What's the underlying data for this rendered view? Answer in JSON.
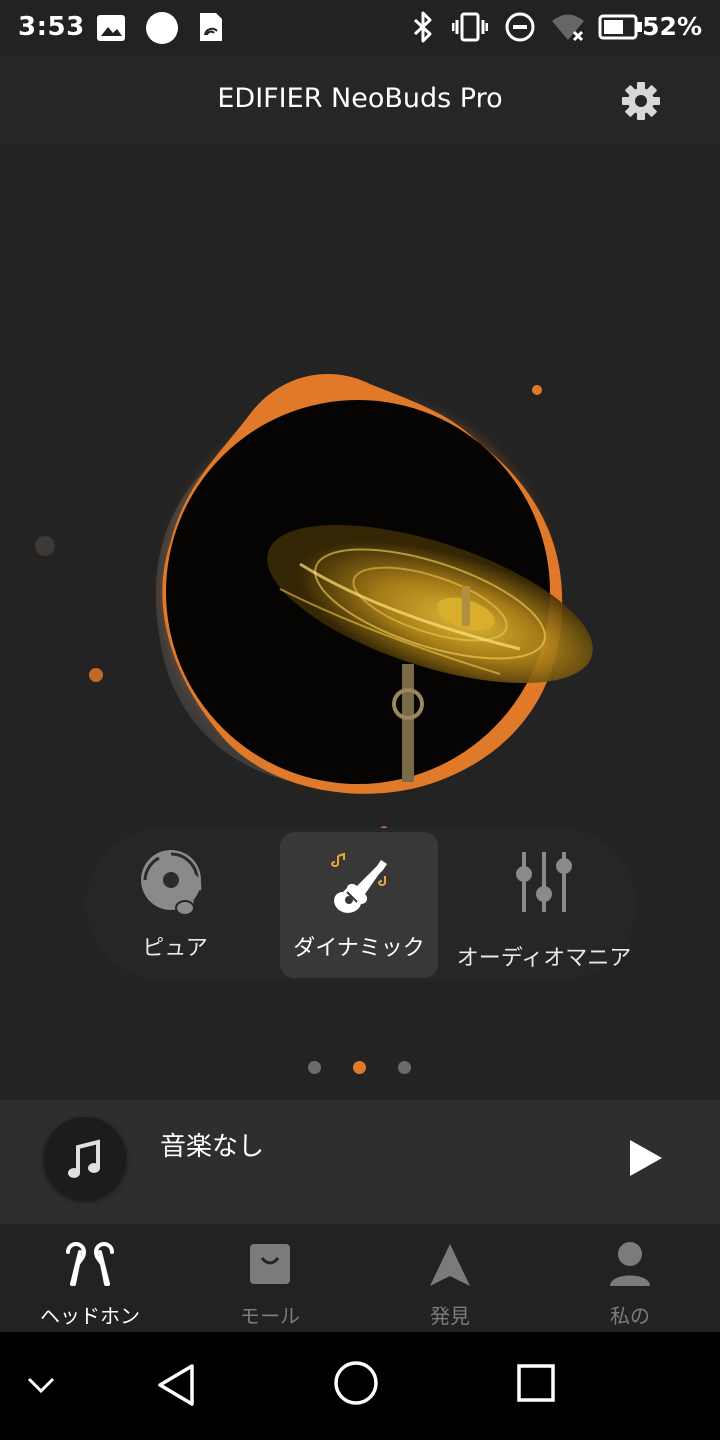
{
  "status_bar": {
    "time": "3:53",
    "battery_percent": "52%",
    "icons": [
      "image-icon",
      "circle-notification-icon",
      "sim-card-icon",
      "bluetooth-icon",
      "vibrate-icon",
      "do-not-disturb-icon",
      "wifi-off-icon",
      "battery-icon"
    ]
  },
  "header": {
    "title": "EDIFIER NeoBuds Pro",
    "settings_icon": "gear-icon"
  },
  "hero": {
    "accent_color": "#e07a2a",
    "image": "cymbal-image"
  },
  "modes": [
    {
      "label": "ピュア",
      "icon": "vinyl-note-icon",
      "active": false
    },
    {
      "label": "ダイナミック",
      "icon": "guitar-icon",
      "active": true
    },
    {
      "label": "オーディオマニア",
      "icon": "equalizer-icon",
      "active": false
    }
  ],
  "pager": {
    "count": 3,
    "active_index": 1
  },
  "player": {
    "track_title": "音楽なし",
    "icons": [
      "music-note-icon",
      "play-icon"
    ]
  },
  "bottom_nav": [
    {
      "label": "ヘッドホン",
      "icon": "earbuds-icon",
      "active": true
    },
    {
      "label": "モール",
      "icon": "shopping-bag-icon",
      "active": false
    },
    {
      "label": "発見",
      "icon": "discover-arrow-icon",
      "active": false
    },
    {
      "label": "私の",
      "icon": "person-icon",
      "active": false
    }
  ],
  "system_nav": [
    "chevron-down-icon",
    "back-icon",
    "home-icon",
    "recents-icon"
  ]
}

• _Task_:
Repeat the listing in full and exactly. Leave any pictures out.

• _Output of the exercise_:
What's the underlying data for this rendered view? Answer in JSON.
{
  "status_bar": {
    "time": "3:53",
    "battery_percent": "52%",
    "icons": [
      "image-icon",
      "circle-notification-icon",
      "sim-card-icon",
      "bluetooth-icon",
      "vibrate-icon",
      "do-not-disturb-icon",
      "wifi-off-icon",
      "battery-icon"
    ]
  },
  "header": {
    "title": "EDIFIER NeoBuds Pro",
    "settings_icon": "gear-icon"
  },
  "hero": {
    "accent_color": "#e07a2a",
    "image": "cymbal-image"
  },
  "modes": [
    {
      "label": "ピュア",
      "icon": "vinyl-note-icon",
      "active": false
    },
    {
      "label": "ダイナミック",
      "icon": "guitar-icon",
      "active": true
    },
    {
      "label": "オーディオマニア",
      "icon": "equalizer-icon",
      "active": false
    }
  ],
  "pager": {
    "count": 3,
    "active_index": 1
  },
  "player": {
    "track_title": "音楽なし",
    "icons": [
      "music-note-icon",
      "play-icon"
    ]
  },
  "bottom_nav": [
    {
      "label": "ヘッドホン",
      "icon": "earbuds-icon",
      "active": true
    },
    {
      "label": "モール",
      "icon": "shopping-bag-icon",
      "active": false
    },
    {
      "label": "発見",
      "icon": "discover-arrow-icon",
      "active": false
    },
    {
      "label": "私の",
      "icon": "person-icon",
      "active": false
    }
  ],
  "system_nav": [
    "chevron-down-icon",
    "back-icon",
    "home-icon",
    "recents-icon"
  ]
}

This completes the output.